Rozelle does not believe that home pay television will be a factor for a long time. "Should clubs go into home pay television, I feel it will be strictly on home games, the way theater television is being used now. I can't imagine our ever forsaking free television of road games."

The year's most notable development may be the tremendous expansion of the scouting systems of both leagues. Fifteen years ago the Los Angeles Rams dominated the NFL on the strength of the most meticulous scouting system in football. In 1964 the Rams will spend well over $100,000 on scouting talent in colleges—about the same amount it will cost every other club in the league.

Vigorous competition for talent between the two leagues has increased scouting budgets. At the end of last season the old league dreamed up an extensive but effective dodge that gave it a temporary edge in signing college players. The NFL used a widespread network of baby-sitters to insure signing the top draft choices.

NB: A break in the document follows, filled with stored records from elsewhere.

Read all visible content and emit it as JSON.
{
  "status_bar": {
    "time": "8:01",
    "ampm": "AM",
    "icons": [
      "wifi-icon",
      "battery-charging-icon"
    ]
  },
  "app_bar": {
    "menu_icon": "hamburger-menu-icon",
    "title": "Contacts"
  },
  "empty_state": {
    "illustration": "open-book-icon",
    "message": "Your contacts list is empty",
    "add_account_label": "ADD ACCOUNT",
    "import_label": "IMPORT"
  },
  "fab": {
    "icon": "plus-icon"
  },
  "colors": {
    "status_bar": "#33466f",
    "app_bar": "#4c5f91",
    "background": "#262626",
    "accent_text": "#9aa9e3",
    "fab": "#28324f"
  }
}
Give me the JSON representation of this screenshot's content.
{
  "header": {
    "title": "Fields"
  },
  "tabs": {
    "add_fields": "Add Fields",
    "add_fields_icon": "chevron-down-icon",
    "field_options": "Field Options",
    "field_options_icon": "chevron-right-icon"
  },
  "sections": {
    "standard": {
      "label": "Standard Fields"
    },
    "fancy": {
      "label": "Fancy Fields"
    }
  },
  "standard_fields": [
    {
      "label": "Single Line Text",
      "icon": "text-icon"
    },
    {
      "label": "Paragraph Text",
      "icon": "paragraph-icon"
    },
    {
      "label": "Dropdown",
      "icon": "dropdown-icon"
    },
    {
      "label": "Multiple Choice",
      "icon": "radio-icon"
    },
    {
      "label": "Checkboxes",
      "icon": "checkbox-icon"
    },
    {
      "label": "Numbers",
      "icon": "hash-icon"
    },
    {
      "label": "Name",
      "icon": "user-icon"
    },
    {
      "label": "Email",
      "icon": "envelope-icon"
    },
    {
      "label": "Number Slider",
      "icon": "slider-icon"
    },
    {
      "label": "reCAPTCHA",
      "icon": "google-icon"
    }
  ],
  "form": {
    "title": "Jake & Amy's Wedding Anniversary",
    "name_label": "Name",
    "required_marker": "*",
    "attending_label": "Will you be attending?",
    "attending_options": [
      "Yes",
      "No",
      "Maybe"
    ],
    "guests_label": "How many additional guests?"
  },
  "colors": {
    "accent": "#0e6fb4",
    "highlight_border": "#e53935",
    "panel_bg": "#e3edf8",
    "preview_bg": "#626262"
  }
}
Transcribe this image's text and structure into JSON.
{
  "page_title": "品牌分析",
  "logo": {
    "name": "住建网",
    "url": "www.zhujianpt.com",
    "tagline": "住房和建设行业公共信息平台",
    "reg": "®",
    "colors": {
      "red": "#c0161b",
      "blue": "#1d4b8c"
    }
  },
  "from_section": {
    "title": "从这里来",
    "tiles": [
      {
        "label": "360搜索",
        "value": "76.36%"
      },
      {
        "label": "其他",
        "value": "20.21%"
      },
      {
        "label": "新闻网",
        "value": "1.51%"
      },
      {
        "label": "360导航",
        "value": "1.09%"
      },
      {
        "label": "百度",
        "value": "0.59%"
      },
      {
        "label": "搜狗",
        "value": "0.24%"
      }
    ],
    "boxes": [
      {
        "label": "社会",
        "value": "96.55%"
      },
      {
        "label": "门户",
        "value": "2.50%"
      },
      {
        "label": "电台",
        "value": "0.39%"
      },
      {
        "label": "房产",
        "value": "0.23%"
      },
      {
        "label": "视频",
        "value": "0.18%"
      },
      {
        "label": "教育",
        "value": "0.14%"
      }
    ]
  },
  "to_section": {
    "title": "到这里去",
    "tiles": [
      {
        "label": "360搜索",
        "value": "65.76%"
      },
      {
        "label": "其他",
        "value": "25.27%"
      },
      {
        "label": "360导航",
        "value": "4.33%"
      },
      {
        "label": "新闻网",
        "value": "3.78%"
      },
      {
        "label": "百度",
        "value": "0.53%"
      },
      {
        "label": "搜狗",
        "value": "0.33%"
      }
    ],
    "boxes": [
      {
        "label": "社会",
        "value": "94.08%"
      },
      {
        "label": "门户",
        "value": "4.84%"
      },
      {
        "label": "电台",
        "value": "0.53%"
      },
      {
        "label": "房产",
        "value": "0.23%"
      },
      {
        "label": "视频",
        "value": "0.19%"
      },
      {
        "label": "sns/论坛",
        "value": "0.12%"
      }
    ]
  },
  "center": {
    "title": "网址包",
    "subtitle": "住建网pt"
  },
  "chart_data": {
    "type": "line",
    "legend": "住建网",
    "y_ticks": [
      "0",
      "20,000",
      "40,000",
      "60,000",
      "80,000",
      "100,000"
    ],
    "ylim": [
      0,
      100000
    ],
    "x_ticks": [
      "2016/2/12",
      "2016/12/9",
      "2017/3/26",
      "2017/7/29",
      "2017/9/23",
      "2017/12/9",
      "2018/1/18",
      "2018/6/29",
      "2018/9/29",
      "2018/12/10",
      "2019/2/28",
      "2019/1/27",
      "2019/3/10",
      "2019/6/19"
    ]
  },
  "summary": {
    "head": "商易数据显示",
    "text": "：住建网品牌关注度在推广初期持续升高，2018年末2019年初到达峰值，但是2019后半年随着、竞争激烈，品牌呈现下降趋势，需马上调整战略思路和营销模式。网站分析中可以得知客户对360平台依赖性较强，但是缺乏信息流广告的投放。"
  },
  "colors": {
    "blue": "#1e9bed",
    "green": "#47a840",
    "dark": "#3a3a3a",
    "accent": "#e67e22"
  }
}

The baby-sitters were scouts who camped on the draftees' doorsteps to wait until the player had been chosen and then held the fort or signed him for whatever club had drafted him. In past years the player was not approached until after the draft was over, and the club owning him had found time to send someone to talk contract. The NFL owners can no longer wait; now drafting and signing of a player is almost simultaneous. The AFL is beginning a baby-sitting system this year, and draftees of the future will have two men ringing their doorbells at the same time.

The added emphasis on scouting and the signing of players is the NFL's tacit admission that the AFL, despite difficulties at the box office for the last four years, is in business to stay. Any lingering hopes that NFL owners nursed for the demise of the young league died abruptly when the National Broadcasting Company signed a five-year contract, to begin in 1965, for AFL games. The contract gives $750,000 a year to each AFL club to start with, increases each year to nearly a million in the fifth year, and, in effect, insures the AFL's survival until it can attract enough customers and sign enough top-level football players to offer the NFL real competition.

Although AFL fans will claim otherwise, it will be another two or three years before the AFL can match the NFL in the quality of football played, and it might be longer if the younger league is not more successful in signing draftees than it was last year (two of the first NFL choices). But when the two leagues are more evenly matched, the NFL will have to forgo its stance of injured innocence and accept the AFL as a worthy rival. Already there is cooperation between the two player associations.

But it will not be the players or even the weight of public opinion that will bring peace to the pro football war. The cost of football talent has zoomed during the four years of the AFL's life, and 1964 bids fair to set new records in bonuses given and salaries paid. It will be an economic necessity for the AFL and the NFL to join in a common draft to keep player pay on what owners consider a reasonable level, if they can avoid incurring antitrust penalties as a result of interest aroused by the recent CBS-New York Yankees deal.

Right now there is a trend in the NFL toward joint drafting within the league. Some clubs are pooling their scouting information. Already operating in pools are two three-team combinations (San Francisco, Los Angeles and Dallas, and Detroit, Pittsburgh and Philadelphia) and one four-team combination (Green Bay, St. Louis, Baltimore and Cleveland).

"We get a much better report on a player this way," says Tex Schramm of the Cowboys. "We get three reports instead of one. We don't make as many mistakes on players."

Despite rising costs, no team in the NFL will fail to make money in 1964, and some teams in the AFL probably will be in the black for the first time. And 1964 may be the last year that any pro football team loses money, because the TV contract insures a profit for every AFL club.

Prosperity aside, 1964 looks to be a thrilling season in both leagues. Several clubs have improved prospects and are going to surprise fans across the country—see following pages, if you please.

ILLUSTRATION